The first person to identify the Orion Nebula through a telescope is French astronomer Nicholas Peiresc from 1580 to 1637 and made notes during 1610. Most of the credit for the discovery of the nebula is given to Christiaan Huygens. A Dutch astronomer and an avid observer that built and used several long-focal-length refracting telescopes. The Orion Nebula’s first drawing was published in 1659 in Huygen’s book titled the Systema Saturnium.

Charles Messier, a French comet hunter, was the one who really made the Orion Nebula well known. Messier 42, the Orion Nebula (M42) was added in Messier’s famously known catalog of deep-sky objects. The nebula was one of those that piqued the interest of the public.

In astronomy, the Orion constellation is one of the most important constellations because one of the nearest and most active stellar nurseries in the Milky Way resides there. In these stellar nurseries, tens of thousands of new stars have formed within a brief period (within the past 10 million years) in astronomical terms. If we compare it with our own Sun, which is now 4,600 million years old, when scaled into a human time, the formation of new stars in Orion would have gone on for just a month compared to 40 years of the Sun’s formation.

The Orion Nebula is not just one of the most photographed objects in the night sky; it is also the most scrutinized and most intensely studied celestial object. Through studying the nebula, it was revealed that the stars and planetary systems are formed from the clouds of gas and dust collapsing. Astronomers have directly observed the nebula’s photo-ionizing effects of massive nearby stars, intense and turbulent motions of the gas, protoplanetary disks, and the brown dwarfs.

The Orion Nebula plays a big role in astrophysics in that it can be said that our understanding of star formation is based mainly on what we’ve studied in the Orion Nebula.

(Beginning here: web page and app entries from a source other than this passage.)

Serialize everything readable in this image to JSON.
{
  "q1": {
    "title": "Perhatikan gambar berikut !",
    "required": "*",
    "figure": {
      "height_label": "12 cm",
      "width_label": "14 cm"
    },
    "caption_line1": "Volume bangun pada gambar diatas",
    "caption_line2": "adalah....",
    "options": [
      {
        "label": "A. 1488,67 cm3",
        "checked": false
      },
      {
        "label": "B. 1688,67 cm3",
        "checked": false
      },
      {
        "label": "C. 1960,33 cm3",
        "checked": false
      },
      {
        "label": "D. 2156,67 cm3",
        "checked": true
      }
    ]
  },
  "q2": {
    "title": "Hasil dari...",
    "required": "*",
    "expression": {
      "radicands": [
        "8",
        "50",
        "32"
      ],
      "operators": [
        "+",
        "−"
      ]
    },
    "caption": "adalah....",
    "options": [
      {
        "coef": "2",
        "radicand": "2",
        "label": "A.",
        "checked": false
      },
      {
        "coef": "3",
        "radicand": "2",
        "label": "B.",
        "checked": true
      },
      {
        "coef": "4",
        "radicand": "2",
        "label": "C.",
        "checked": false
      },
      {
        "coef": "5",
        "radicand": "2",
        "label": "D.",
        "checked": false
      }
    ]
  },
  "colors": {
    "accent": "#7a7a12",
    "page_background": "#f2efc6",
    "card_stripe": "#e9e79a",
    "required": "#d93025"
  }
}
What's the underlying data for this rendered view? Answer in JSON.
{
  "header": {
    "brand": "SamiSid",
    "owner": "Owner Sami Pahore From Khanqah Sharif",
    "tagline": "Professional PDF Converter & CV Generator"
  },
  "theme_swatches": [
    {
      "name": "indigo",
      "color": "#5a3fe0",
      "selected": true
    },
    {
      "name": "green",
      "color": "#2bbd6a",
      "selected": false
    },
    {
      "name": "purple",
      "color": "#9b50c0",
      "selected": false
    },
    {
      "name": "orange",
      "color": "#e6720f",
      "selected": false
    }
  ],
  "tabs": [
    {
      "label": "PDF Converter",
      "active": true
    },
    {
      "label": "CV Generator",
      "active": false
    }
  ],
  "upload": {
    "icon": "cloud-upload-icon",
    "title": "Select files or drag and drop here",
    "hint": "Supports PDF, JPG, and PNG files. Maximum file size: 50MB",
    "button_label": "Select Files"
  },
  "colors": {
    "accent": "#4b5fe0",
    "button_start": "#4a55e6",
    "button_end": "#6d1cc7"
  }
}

In fact, it is no surprise that the nebula, located at 1500 light-years, is one of the most studied objects in the night sky.